The NAR’s chief economist, Lawrence Yun, said:
Led by a notable decrease in closings in the Northeast, existing home sales trailed off again last month, sliding to their slowest pace since February 2016 at 5.21 million. Too many would-be buyers are either being priced out, or are deciding to postpone their search until more homes in their price range come onto the market.
Housing inventory decreased by 0.5% in July to 1.92 million homes, equal to a supply of 4.3 months, unchanged compared with July.
According to the NAR, the national median existing home price for all housing types in July slipped to $269,600, a drop of $7,300 compared with an all-time high of $276,900 median in June. Home prices have now risen on a year-over-year comparison basis for 77 consecutive months.
The percentage of first-time buyers rose by a point month over month at 32%. For all of 2017, first-time buyers accounted for 34% of sales, down one percentage point compared with 2016.
Sales of single-family homes fell 0.2% from the June total of 4.76 million to a seasonally adjusted annual rate of 4.75 million and are down 1.2% compared with July 2017. Sales of multifamily homes plunged 4.8% in July to a seasonally adjusted annual rate of 590,000 units.
All homes were on the market for an average of 27 days in July, up by one day month over month and down from 30 days in June 2017. Foreclosure (2%) and short (1%) sales accounted for 3% of all July sales, unchanged compared with the prior month and down from 5% in July 2017. The percentage of distressed sales remains at its lowest level since the NAR began tracking it in October 2008.

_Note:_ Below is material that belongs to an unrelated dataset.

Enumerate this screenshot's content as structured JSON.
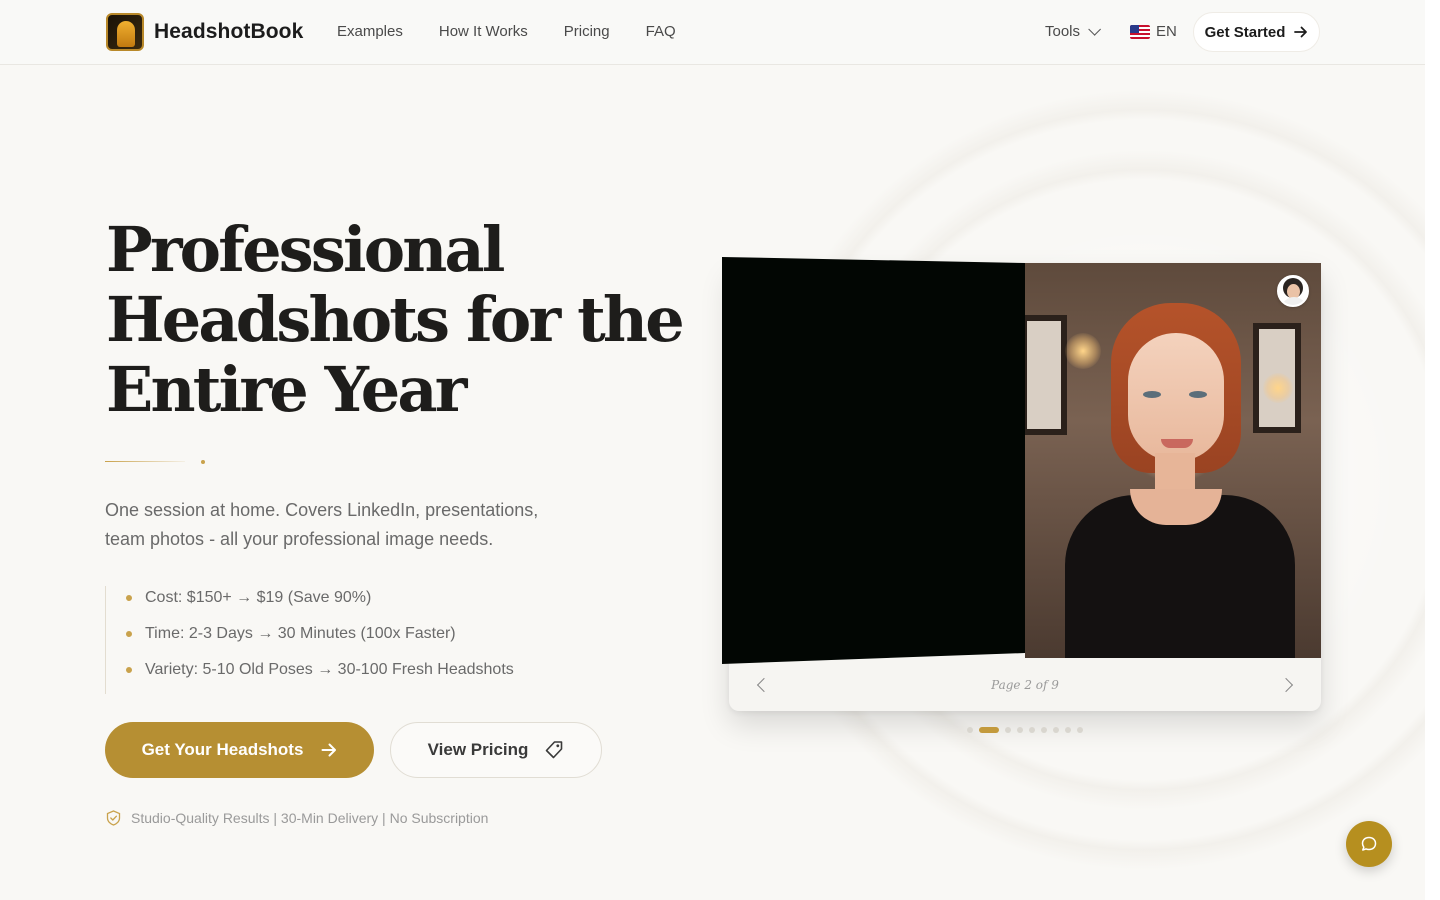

The NAR also reported the following regional data:
July existing home sales in the Northeast tumbled 8.3% to an annual rate of 660,000 and are down 1.5% compared with July 2017 sales. The median price in the Northeast was $309,700, up 6.8% compared with July of last year.
In the Midwest, existing home sales fell 1.6% to post an annual rate of 1.25 million in July and are down 0.8% compared with the July 2017 rate. The median price in the Midwest was $210,500, up 2.5% from a year ago.

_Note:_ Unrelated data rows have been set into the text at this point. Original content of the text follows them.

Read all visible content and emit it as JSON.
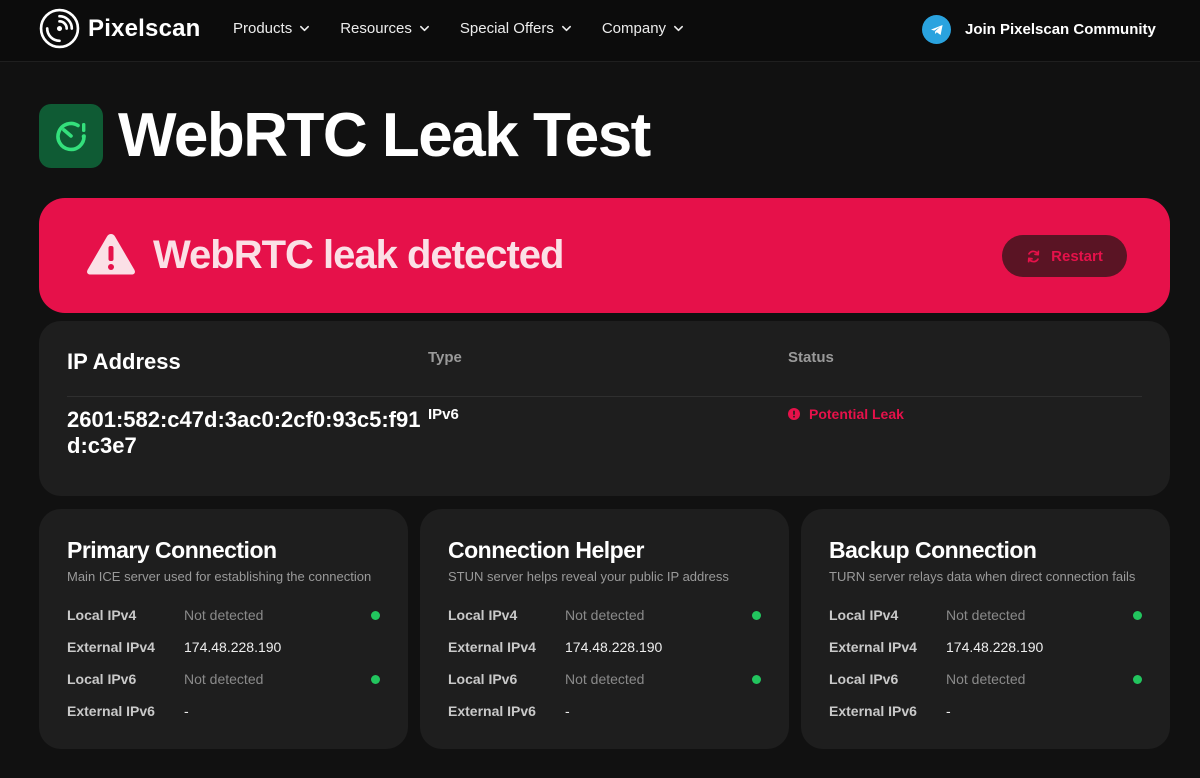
{
  "nav": {
    "brand": "Pixelscan",
    "menu": [
      {
        "label": "Products"
      },
      {
        "label": "Resources"
      },
      {
        "label": "Special Offers"
      },
      {
        "label": "Company"
      }
    ],
    "community_label": "Join Pixelscan Community",
    "community_icon": "telegram-icon"
  },
  "page": {
    "title": "WebRTC Leak Test",
    "title_icon": "webrtc-alert-icon"
  },
  "banner": {
    "message": "WebRTC leak detected",
    "restart_label": "Restart",
    "color": "#e6114a"
  },
  "ip_table": {
    "headers": {
      "ip": "IP Address",
      "type": "Type",
      "status": "Status"
    },
    "rows": [
      {
        "ip": "2601:582:c47d:3ac0:2cf0:93c5:f91d:c3e7",
        "type": "IPv6",
        "status": "Potential Leak"
      }
    ]
  },
  "connections": [
    {
      "title": "Primary Connection",
      "subtitle": "Main ICE server used for establishing the connection",
      "rows": [
        {
          "label": "Local IPv4",
          "value": "Not detected",
          "muted": true,
          "dot": true
        },
        {
          "label": "External IPv4",
          "value": "174.48.228.190",
          "muted": false,
          "dot": false
        },
        {
          "label": "Local IPv6",
          "value": "Not detected",
          "muted": true,
          "dot": true
        },
        {
          "label": "External IPv6",
          "value": "-",
          "muted": false,
          "dot": false
        }
      ]
    },
    {
      "title": "Connection Helper",
      "subtitle": "STUN server helps reveal your public IP address",
      "rows": [
        {
          "label": "Local IPv4",
          "value": "Not detected",
          "muted": true,
          "dot": true
        },
        {
          "label": "External IPv4",
          "value": "174.48.228.190",
          "muted": false,
          "dot": false
        },
        {
          "label": "Local IPv6",
          "value": "Not detected",
          "muted": true,
          "dot": true
        },
        {
          "label": "External IPv6",
          "value": "-",
          "muted": false,
          "dot": false
        }
      ]
    },
    {
      "title": "Backup Connection",
      "subtitle": "TURN server relays data when direct connection fails",
      "rows": [
        {
          "label": "Local IPv4",
          "value": "Not detected",
          "muted": true,
          "dot": true
        },
        {
          "label": "External IPv4",
          "value": "174.48.228.190",
          "muted": false,
          "dot": false
        },
        {
          "label": "Local IPv6",
          "value": "Not detected",
          "muted": true,
          "dot": true
        },
        {
          "label": "External IPv6",
          "value": "-",
          "muted": false,
          "dot": false
        }
      ]
    }
  ],
  "colors": {
    "background": "#111111",
    "card": "#1e1e1e",
    "accent_red": "#e6114a",
    "status_green": "#22c55e",
    "brand_green": "#0f5b34"
  }
}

Existing home sales in the South slipped 0.4% in July to an annual rate of 2.24 million and are down 0.4% compared to July 2017 sales. The median price in the South was $233,400, up 2.7% from a year ago.
Existing home sales in the West rose 4.4% to an annual rate of 1.19 million in July and are down 4% compared with July 2017 totals. The median price in the West was $392,700, up 5.1% compared with the July 2017 median.